Volume 40 Supplement 1

70th Congress of the Italian Society of Pediatrics

Open Access

In situ simulation in pediatrics

  • Marco de Luca1
Italian Journal of Pediatrics201440(Suppl 1):A10

DOI: 10.1186/1824-7288-40-S1-A10

Published: 11 August 2014

The increasing speed of medicine updating required a change in the training system: the classic teaching mode "see one-do one" is increasingly called into question for ethical reasons in order to protect patients from possible damages deriving from health personnel education [1]. This concept finds its implication in pediatric patients, where any unnecessary suffering must be avoided: for this reason new methodologies based on simulation have been introduced to prevent this type of problem.

Simulation is a technique that allows replacing or amplifying real experiences with guided experiences, artificially designed, which evoke or replicate substantial aspects of the real world in an entirely interactive situation. The growing interest in this approach is due to three main factors: the development of simulator technologies, the evolution of medical education understood as a set of competences in the field of knowledge, skills and behavior and finally the increasing attention to limit errors in team work.

Simulation in medicine is not only a training tool, but also a way of reducing clinical risk and of improving patient safety.

Pediatric emergencies are an example of how simulation can actually be a tool for health workers to achieve a performance improvement in medical assistance [2]. Pediatric emergency events are clinically rare, high-risk, and frequently involve the simultaneous presence of several subjects: pediatricians, nurses, specialists and the patient’s family.
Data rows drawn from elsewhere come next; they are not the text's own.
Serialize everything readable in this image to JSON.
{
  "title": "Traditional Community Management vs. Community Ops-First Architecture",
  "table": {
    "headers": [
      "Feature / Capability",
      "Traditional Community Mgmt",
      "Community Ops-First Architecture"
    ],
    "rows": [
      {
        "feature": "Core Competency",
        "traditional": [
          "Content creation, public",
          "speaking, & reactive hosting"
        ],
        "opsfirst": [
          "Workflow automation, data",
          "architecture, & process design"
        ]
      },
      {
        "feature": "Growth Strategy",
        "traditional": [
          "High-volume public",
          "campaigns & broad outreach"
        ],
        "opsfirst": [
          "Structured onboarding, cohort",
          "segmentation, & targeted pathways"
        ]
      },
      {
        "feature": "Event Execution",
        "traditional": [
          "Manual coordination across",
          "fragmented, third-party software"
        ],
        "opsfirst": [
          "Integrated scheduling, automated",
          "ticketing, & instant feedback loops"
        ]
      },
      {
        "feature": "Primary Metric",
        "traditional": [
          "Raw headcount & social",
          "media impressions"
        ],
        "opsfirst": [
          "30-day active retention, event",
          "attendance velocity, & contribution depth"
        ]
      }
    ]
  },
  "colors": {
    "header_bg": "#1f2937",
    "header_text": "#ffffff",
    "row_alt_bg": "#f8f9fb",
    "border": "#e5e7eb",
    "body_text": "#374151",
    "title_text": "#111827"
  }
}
In situ simulation is a particular form of simulation, distinct from simulation conducted in a simulation center: it may be defined as, “Simulations that occur in the actual clinical environment and whose participants are on-duty clinical providers during their actual workday.” The required materials can either be used specifically for simulation and taken each time to the site of the scenario, or they can be routinely available. In situ simulation training offers many advantages: it gives the opportunity to test systems, to reinforce training in authentic ways, and also to identify hazards and deficiencies in the clinical systems, in the environment and in the provider team [3].

Authors’ Affiliations

(1)
Emergency Department, Meyer Children’s Hospital

References

  1. Ziv A, Wolpe PR, Small SD, Glick S: Simulation-based medical education: an ethical imperative. Acad Med. 2003, 78: 783-8. 10.1097/00001888-200308000-00006.View ArticlePubMedGoogle Scholar
  2. Cheng A, Duff J, Grant E, Kissoon N, Grant VJ: Simulation in paediatrics: An educational revolution. Paediatr Child Health. 2007, 12: 465-468.PubMed CentralPubMedGoogle Scholar
  3. Weinstock PH, Kappus LJ, Garden A, Burns JP: Simulation at the point of care: reduced-cost, in situ training via a mobile cart. Pediatr Crit Care Med. 2009, 10: 176-181. 10.1097/PCC.0b013e3181956c6f.View ArticlePubMedGoogle Scholar

Copyright

© de Luca; licensee BioMed Central Ltd. 2014

This article is published under license to BioMed Central Ltd. This is an Open Access article distributed under the terms of the Creative Commons Attribution License (http://creativecommons.org/licenses/by/4.0), which permits unrestricted use, distribution, and reproduction in any medium, provided the original work is properly cited. The Creative Commons Public Domain Dedication waiver (http://creativecommons.org/publicdomain/zero/1.0/) applies to the data made available in this article, unless otherwise stated.

Advertisement